O’Farrell Executive Director Jon Dean said he understands their frustration, but the school isn’t doing anything wrong or illegal. Parents are free to pull their students out of charters if they wish. Students who end up going to Bell haven’t done anything that a student transferring from another San Diego Unified school couldn’t have done.
And the whole point of charter schools is to do things differently.
“We have more stringent rules and regulations,” Dean said. “We don’t follow exactly what the traditional school does.”
Bell finally agreed to enroll Shakaijah, who has a legal right to attend her public school. But it isn’t the first time this has happened — and likely not the last. School officials say such transfers have also happened at Mann and Memorial middle schools in years past.
Charter schools must follow the expulsion rules they set forth in their founding documents, said Julie Robbins, an attorney who frequently represents charters. They also have to give ejected kids some kind of hearing. But they don’t have to specify what offenses will cause a child to be expelled or suspended, though some do it anyway, Robbins said. Nor do they have to follow the elaborate rules that limit when California school districts can expel or suspend students, unless they decide to.
O’Farrell warns parents that children can be disenrolled if they don’t wear the proper uniform five or more times. Students can also be ejected from O’Farrell if they rack up 10 days of suspension, which doesn’t happen in San Diego Unified. And Walsh said that while the district usually expels kids after three schoolyard fights unless a single fight is especially violent, charters will sometimes disenroll students after one.
Charters’ freedom to impose tougher rules is both a selling point and a prized form of local control.
In South Park, Albert Einstein Academy Charter Middle School has disagreed with San Diego Unified over what constitutes “brandishing a knife,” an expellable offense. If a student had a knife on campus and the blade was open, Einstein was inclined to expel them. But San Diego Unified has disagreed with that decision, Principal David Sciarretta said, if the students didn’t actually intend to harm anyone.
“There’s a perception that charters can run kids out. I don’t want to be a part of that,” Sciarretta said. “But my school community needs to know that I’ll do anything to keep the campus safe.”
Students can also switch to district schools to avoid being kicked out of charters. For instance, a parent might pull their kid out of O’Farrell after nine days of suspension, knowing that another day out of school would mean expulsion. Keiller Leadership Academy Principal Joel Christman said in less serious cases, his charter sometimes lets parents pull their students instead of being disenrolled.

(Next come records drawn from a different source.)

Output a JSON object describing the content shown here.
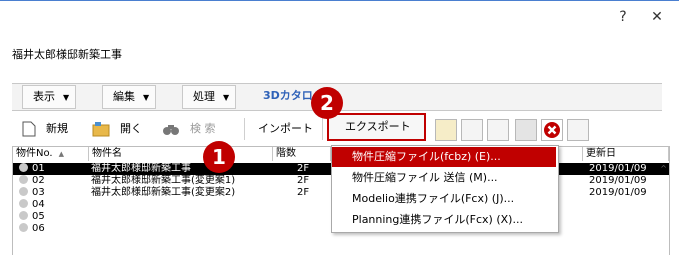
{
  "window": {
    "help_label": "?",
    "close_label": "✕",
    "title": "福井太郎様邸新築工事"
  },
  "menubar": {
    "view": "表示",
    "edit": "編集",
    "process": "処理",
    "catalog_logo": "3Dカタログ"
  },
  "toolbar": {
    "new": "新規",
    "open": "開く",
    "search": "検 索",
    "import": "インポート",
    "export": "エクスポート"
  },
  "table": {
    "headers": [
      "物件No.",
      "物件名",
      "階数",
      "更新日"
    ],
    "rows": [
      {
        "no": "01",
        "name": "福井太郎様邸新築工事",
        "floors": "2F",
        "date": "2019/01/09"
      },
      {
        "no": "02",
        "name": "福井太郎様邸新築工事(変更案1)",
        "floors": "2F",
        "date": "2019/01/09"
      },
      {
        "no": "03",
        "name": "福井太郎様邸新築工事(変更案2)",
        "floors": "2F",
        "date": "2019/01/09"
      },
      {
        "no": "04",
        "name": "",
        "floors": "",
        "date": ""
      },
      {
        "no": "05",
        "name": "",
        "floors": "",
        "date": ""
      },
      {
        "no": "06",
        "name": "",
        "floors": "",
        "date": ""
      }
    ]
  },
  "export_menu": {
    "items": [
      "物件圧縮ファイル(fcbz) (E)...",
      "物件圧縮ファイル 送信 (M)...",
      "Modelio連携ファイル(Fcx) (J)...",
      "Planning連携ファイル(Fcx) (X)..."
    ]
  },
  "annotations": {
    "step1": "1",
    "step2": "2"
  },
  "colors": {
    "accent_red": "#c00000",
    "selection_black": "#000000",
    "title_line_blue": "#4a7fd0"
  }
}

“Charter school is a choice,” said Lisa Berlanga, regional director of the California Charter Schools Association. “If you don’t fit into their expectations, you don’t have to stay.”
One such parent is Shelton Harris, who pulled his son out of Keiller after the boy slugged another student outside of school. Vice Principal Julius Lockett warned Harris that the father of the other child had threatened to seek criminal charges if Harris’ son didn’t leave Keiller.
“I said, ‘I can’t stop you from sending him back here,’” Lockett said. “It was his decision.”
Harris said nobody forced him to go, but he didn’t feel he had a choice. “I just thought of my son’s future and said — forget it,” Harris said. “I don’t want him with a record because of a seventh grade fight.”
There are some promises for change: O’Farrell has pledged not to let parents avoid disenrollment by pulling out students, though they can still leave earlier. School board member Shelia Jackson also wants the district to create a transitional school for children ejected from charter schools, where they would finish up the school year before enrolling elsewhere. It’s the kind of place that would welcome Shakaijah.
“I just wanted to get my daughter back in school,” Thompson said. “I don’t know what the hell was going on with O’Farrell and Bell — but it had nothing to do with my daughter’s education.”